Re: Should we be developing nonlethal means of self-defense?

Michael S. Lorrey (
Wed, 29 Sep 1999 03:21:29 -0400 wrote:
> Ah, the old firearms debate!
> On the one side we have the right to bear arms, in other words the
> empowerment of the individual to protect their person, property, and freedom.
> On the other side we have gun control, with concerns about the loss of life
> due to guns, both threw accident and criminal activity. Legitimate concerns
> on both sides, I think; something often lost in the passionate heat of debate.
> When discussing this issue in the past, I have fallen on the side of gun
> ownership with a strong caveat that this requires responsibility on the part
> of the gun owner. When it is pointed out by gun control advocates that guns
> are dangerous, my answer has been that they are intended to be. The point I
> make is this; that when someone threatens you or another with grievious
> bodily harm, there can be no room for error. You need the most effective
> means of defense possible, which at this time means a large calibre firearm.
> And you can not rely on law enforcement to protect you; in a free society
> police really are mostly limited to reaction, and thus when violence is
> threatened, it is up to people of good conscience on the scene to protect the
> innocent. This is why I have supported the right of people to carry firearms
> on their person and to keep firearms in their home.
> Now then, lately I've been trying to reanalyze the gun issue in
> transhumanist terms. It seems to me that the transhumanist ideal would be to
> limit morbidity and mortality while preserving our protection from coercion,
> and that technology is likely to provide the best solution. In short, I
> suggest we need to develop a nonlethal means of stopping an aggressor which
> is as effective or more so than current firearms technology. What qualities
> would such weapons require?

While I share your ideal, I have the caveat that an enemy you don't kill, is still alive to come at you (or someone else) again. Considering that most crime is committed by repeat offenders, I think this argument needs weight here.

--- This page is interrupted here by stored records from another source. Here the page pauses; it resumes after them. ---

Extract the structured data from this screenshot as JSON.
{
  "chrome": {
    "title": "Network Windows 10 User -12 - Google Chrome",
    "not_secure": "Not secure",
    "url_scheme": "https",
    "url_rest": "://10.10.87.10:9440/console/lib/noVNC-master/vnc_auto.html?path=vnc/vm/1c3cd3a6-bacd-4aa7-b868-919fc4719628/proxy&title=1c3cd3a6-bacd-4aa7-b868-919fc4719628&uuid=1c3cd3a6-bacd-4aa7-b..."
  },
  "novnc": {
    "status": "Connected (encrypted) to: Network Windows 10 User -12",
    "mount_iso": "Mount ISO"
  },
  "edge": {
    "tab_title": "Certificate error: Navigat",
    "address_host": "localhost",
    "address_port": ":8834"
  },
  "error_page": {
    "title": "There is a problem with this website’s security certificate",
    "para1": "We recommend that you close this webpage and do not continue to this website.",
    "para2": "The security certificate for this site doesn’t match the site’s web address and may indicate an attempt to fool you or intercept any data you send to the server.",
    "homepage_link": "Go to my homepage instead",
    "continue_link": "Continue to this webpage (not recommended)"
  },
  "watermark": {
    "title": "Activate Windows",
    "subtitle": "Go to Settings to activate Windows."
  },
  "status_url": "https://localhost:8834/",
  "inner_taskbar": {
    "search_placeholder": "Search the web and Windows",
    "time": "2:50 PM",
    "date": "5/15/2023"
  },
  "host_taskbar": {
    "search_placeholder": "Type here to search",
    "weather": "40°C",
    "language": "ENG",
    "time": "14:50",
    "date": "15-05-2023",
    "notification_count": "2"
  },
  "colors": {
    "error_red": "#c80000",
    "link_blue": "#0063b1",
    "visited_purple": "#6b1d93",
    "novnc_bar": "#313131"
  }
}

I just don't care about the life of someone who values my life so little as to attack me, so my transhumanist ideals do not factor in...

> 1) Range - We need at least one nonlethal weapon which can be effective at
> ranges rivaling those of firearms (handguns at the very least). If at all
> possible, you want to incapacitate an attacker before they can close into
> melee range. On the other hand, we would also like a nonlethal option for
> when an attacker has been able to reach melee range (martial arts training
> would help, but where the attacker greatly outmasses the defender, and/or has
> training as well, this is not always effective).

My personal ideal is some sort of accurate squirt gun that fires a liquid that evaporates (to be breathed in) or soaks through the skin, to put an assailant to sleep. My caveat against this technology is that it will make kidnapping and rape crimes that will be much safer for the assailant to commit with such weapons. It will be more difficult to convict if the victim has not been physically harmed at all, so we would either have to a) be much more prepared to be victims, and b) much more prepared to convict someone on a lower threshold of evidence.

> 2) Reliability - We need a weapon that can be trusted when needed, often
> times after long periods of disuse. It needs to work effectively with almost
> every use. This is related to point three.

Any chemical solution will degrade with time. Any electrical charge will dissipate over time. We've had this discussion before as well. My conclusion was that any shock that you could deliver to a 300 lb. linebacker enough to knock him out would likely kill a 90 lb. kid or woman. being able to vary the shock at the point of impact by active measures on the projectile is very expensive and prone to unreliability (remember how many years it took to make AA missiles accurate).

> 3) Simplicity - A weapon for defense of the general population needs to be
> simple to use. The more complicated the operation of the weapon, the more
> likely user error will occur in the heat of battle. Also, simple weapons
> tend to be reliable weapons.

No, well built weapons with wide design tolerances are reliable weapons.

> 4) Stopping power - This is one of the most vital qualifications. The non
> lethal weapon needs to be able to stop any target a modern firearm could (and
> preferably better at it), and to be able to do so as quickly. We should not
> expect anyone to trade in a proven effective weapon for one of inferior
> ability, not when so much is on the line. Preferably, we want a weapon that
> only needs to hit approximately center of mass, can usually immobilize with
> one application, and completely incapacitates the aggressor. Also, the
> weapon needs to be able to penetrate some degree of obstacles (be effective
> through clothes, for example).

yes, a smart projectile, variable in impact based on body mass of target.